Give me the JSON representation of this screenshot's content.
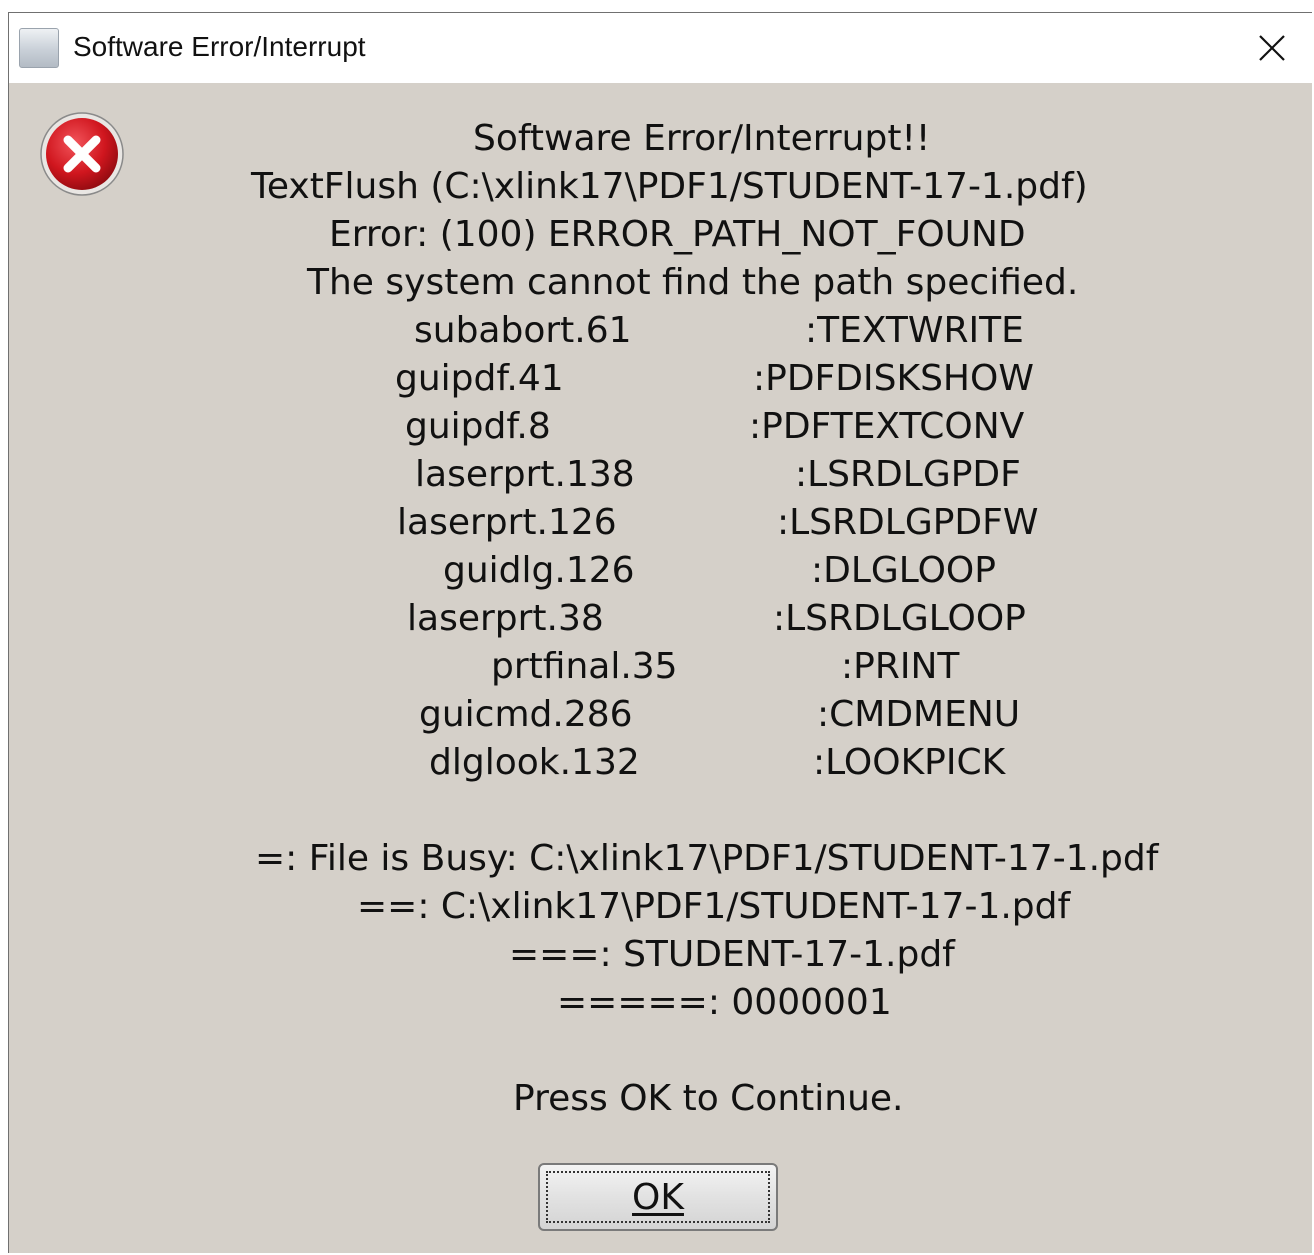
{
  "window": {
    "title": "Software Error/Interrupt"
  },
  "icons": {
    "app": "app-icon",
    "close": "close-icon",
    "error": "error-icon"
  },
  "message": {
    "heading": "Software Error/Interrupt!!",
    "function_line": "TextFlush (C:\\xlink17\\PDF1/STUDENT-17-1.pdf)",
    "error_line": "Error: (100) ERROR_PATH_NOT_FOUND",
    "description": "The system cannot find the path specified.",
    "stack": [
      {
        "location": "subabort.61",
        "routine": ":TEXTWRITE"
      },
      {
        "location": "guipdf.41",
        "routine": ":PDFDISKSHOW"
      },
      {
        "location": "guipdf.8",
        "routine": ":PDFTEXTCONV"
      },
      {
        "location": "laserprt.138",
        "routine": ":LSRDLGPDF"
      },
      {
        "location": "laserprt.126",
        "routine": ":LSRDLGPDFW"
      },
      {
        "location": "guidlg.126",
        "routine": ":DLGLOOP"
      },
      {
        "location": "laserprt.38",
        "routine": ":LSRDLGLOOP"
      },
      {
        "location": "prtfinal.35",
        "routine": ":PRINT"
      },
      {
        "location": "guicmd.286",
        "routine": ":CMDMENU"
      },
      {
        "location": "dlglook.132",
        "routine": ":LOOKPICK"
      }
    ],
    "details": [
      "=: File is Busy: C:\\xlink17\\PDF1/STUDENT-17-1.pdf",
      "==: C:\\xlink17\\PDF1/STUDENT-17-1.pdf",
      "===: STUDENT-17-1.pdf",
      "=====: 0000001"
    ],
    "prompt": "Press OK to Continue."
  },
  "buttons": {
    "ok_label": "OK"
  },
  "colors": {
    "dialog_bg": "#d5d0c9",
    "error_red": "#c8161d"
  }
}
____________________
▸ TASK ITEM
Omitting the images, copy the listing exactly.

▸ EXERCISE RESULT
Give me the JSON representation of this screenshot's content.
{
  "window": {
    "title": "Software Error/Interrupt"
  },
  "icons": {
    "app": "app-icon",
    "close": "close-icon",
    "error": "error-icon"
  },
  "message": {
    "heading": "Software Error/Interrupt!!",
    "function_line": "TextFlush (C:\\xlink17\\PDF1/STUDENT-17-1.pdf)",
    "error_line": "Error: (100) ERROR_PATH_NOT_FOUND",
    "description": "The system cannot find the path specified.",
    "stack": [
      {
        "location": "subabort.61",
        "routine": ":TEXTWRITE"
      },
      {
        "location": "guipdf.41",
        "routine": ":PDFDISKSHOW"
      },
      {
        "location": "guipdf.8",
        "routine": ":PDFTEXTCONV"
      },
      {
        "location": "laserprt.138",
        "routine": ":LSRDLGPDF"
      },
      {
        "location": "laserprt.126",
        "routine": ":LSRDLGPDFW"
      },
      {
        "location": "guidlg.126",
        "routine": ":DLGLOOP"
      },
      {
        "location": "laserprt.38",
        "routine": ":LSRDLGLOOP"
      },
      {
        "location": "prtfinal.35",
        "routine": ":PRINT"
      },
      {
        "location": "guicmd.286",
        "routine": ":CMDMENU"
      },
      {
        "location": "dlglook.132",
        "routine": ":LOOKPICK"
      }
    ],
    "details": [
      "=: File is Busy: C:\\xlink17\\PDF1/STUDENT-17-1.pdf",
      "==: C:\\xlink17\\PDF1/STUDENT-17-1.pdf",
      "===: STUDENT-17-1.pdf",
      "=====: 0000001"
    ],
    "prompt": "Press OK to Continue."
  },
  "buttons": {
    "ok_label": "OK"
  },
  "colors": {
    "dialog_bg": "#d5d0c9",
    "error_red": "#c8161d"
  }
}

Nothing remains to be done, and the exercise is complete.